This year I am starting our readings each week with the Beatitudes.  In the last year I have come to see all the ways that I have diminished the power of God in my life because I have cared about protecting and expanding my own power and security instead.  I have decided God’s Kingdom works just like mine, so that the hardest workers, the kindest, the most intentional people win. The Beatitudes remind us that God doesn’t value what I value. He promises to be present, generous and available to those who have no power, to those near the margins, to those who align themselves with the overlooked and against self-interest alone.  This Lenten season I am reminded that if I want to prepare myself for Christ’s coming kingdom, I would do well spend 40 days marinating in the words He used to describe it.  (One other note: all of the selections are poetry.  While we love to be instructed by scripture, W. Brueggemann recently reminded me that the very nature of God is mysterious, wonderful, and creative.  Poetry—instead of a helpful outline—is a fabulous medium to usher us into the presence of God.) 

When the priest at the Catholic Church places ashes on my forehead in the shape of a cross, he murmurs, “Turn away from your sin and believe the Gospel.” I pray that as we read these verses of God we would think about what it means to simply “Believe the Gospel” in the living of our lives.                   

Poetry from the Word of God

14-Feb Matthew 5:1-12                  11-Mar Matthew 5:1-12

15-Feb  Proverbs 2:1-15                 12-Mar  Ps 106:1-8

16-Feb Ps 94:12-22                        13-Mar Eccles 3:1-8; Ps 13

17-Feb  Micah 6:6-8                       14-Mar  Ps 101:1-6; 119:9-20

18-Feb  Matthew 5:1-12                  15-Mar  Micah 4:6-7; Luke 6:20-27

19-Feb  Ps 90:12-17; 91:1-2             16-Mar  Ps 22:1-11; 24-31

20-Feb  Ps 95:1-8                          17-Mar  Prov 3:1-12

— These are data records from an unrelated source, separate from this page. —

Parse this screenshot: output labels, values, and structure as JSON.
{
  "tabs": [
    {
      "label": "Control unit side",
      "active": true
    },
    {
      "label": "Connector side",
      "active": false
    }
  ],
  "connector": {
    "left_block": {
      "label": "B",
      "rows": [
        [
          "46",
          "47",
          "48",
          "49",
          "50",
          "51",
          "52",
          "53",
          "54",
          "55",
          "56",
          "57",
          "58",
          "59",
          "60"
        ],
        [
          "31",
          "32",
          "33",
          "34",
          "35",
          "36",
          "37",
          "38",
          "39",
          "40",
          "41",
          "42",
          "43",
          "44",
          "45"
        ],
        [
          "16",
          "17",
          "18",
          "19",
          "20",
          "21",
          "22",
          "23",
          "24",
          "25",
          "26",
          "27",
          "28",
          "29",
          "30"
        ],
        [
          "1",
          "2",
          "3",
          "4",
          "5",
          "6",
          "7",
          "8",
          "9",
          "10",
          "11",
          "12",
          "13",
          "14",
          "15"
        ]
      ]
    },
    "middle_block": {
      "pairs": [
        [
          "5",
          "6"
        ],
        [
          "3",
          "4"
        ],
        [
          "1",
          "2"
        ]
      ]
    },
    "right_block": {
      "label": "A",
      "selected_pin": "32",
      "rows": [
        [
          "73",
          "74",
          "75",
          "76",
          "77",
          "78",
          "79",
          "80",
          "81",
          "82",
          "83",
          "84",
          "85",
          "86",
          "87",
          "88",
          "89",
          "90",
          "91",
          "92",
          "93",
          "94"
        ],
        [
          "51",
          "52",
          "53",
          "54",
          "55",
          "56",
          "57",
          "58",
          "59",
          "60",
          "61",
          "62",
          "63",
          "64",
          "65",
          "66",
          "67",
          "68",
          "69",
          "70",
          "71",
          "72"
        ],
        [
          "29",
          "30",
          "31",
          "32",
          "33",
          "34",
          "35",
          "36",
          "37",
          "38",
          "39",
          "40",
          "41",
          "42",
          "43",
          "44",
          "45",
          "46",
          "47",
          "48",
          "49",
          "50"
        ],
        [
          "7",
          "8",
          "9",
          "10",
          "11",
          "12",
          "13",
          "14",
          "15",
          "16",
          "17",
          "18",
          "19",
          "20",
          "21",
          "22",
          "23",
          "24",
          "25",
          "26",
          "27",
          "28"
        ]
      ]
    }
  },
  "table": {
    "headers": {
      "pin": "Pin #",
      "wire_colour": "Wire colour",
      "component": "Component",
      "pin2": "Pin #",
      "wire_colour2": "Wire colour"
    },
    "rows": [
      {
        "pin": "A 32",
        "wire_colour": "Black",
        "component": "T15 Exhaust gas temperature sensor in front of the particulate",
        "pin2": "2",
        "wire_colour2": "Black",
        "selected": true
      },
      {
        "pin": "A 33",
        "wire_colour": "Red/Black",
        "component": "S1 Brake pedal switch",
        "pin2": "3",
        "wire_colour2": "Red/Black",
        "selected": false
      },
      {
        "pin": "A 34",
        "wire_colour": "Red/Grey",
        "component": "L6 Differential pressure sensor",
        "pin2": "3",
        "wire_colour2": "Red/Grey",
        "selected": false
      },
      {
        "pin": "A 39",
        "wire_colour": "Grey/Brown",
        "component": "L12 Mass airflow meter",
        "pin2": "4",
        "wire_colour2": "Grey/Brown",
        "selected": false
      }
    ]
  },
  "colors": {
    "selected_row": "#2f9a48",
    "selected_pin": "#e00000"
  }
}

21-Feb  Ps 120:1-2; 121:1-4              18-Mar  Matthew 5:1-12

22-Feb  Zeph 3:14-18                     19-Mar  Song of Sol 8:6-7; Isai 41:3-13

23-Feb  Ps 107:1-9, 19-31               20-Mar  Ps 116:1-9; Ps 127:1-2

24-Feb  Daniel 6:25-28                 21-Mar  Ps 9:7-14; 17:6-11

25-Feb  Matthew 5:1-12                 22-Mar  Ps 3:1-5; 21:3

26-Feb  Ecclesiastes 7:5-14          23-Mar  Micah 7:18-20

27-Feb  Ps 130                              24-Mar  Ps 28:1-2; 40:1-11

28-Feb  Job 42:1-3                       25-Mar  Matthew 5:1-12

1-Mar  Isaiah 40:21-31                   26-Mar  Ps 102:1-4

2-Mar  Ps 142                                27-Mar  Isaiah 54:1-8

3-Mar  Hosea 5:15-6:3                  28-Mar  Ps 18:25-36; 20

4-Mar Matthew 5:1-12                   29-Mar  Isaiah 55:1-12

5-Mar  Ps 143:5-10                        30-Mar  Ps 32:1-5; 38:1-11, 15-18

6-Mar  Ps 25:4-18; 19:7-14             31-Mar  Isaiah 61:1-11

7-Mar  Ps 103; 131                          1-Apr  Matthew 5:1-12

8-Mar  Isaiah 43:1-7

9-Mar  Ps 1:1-3; 23

10-Mar  Habb 3:17-19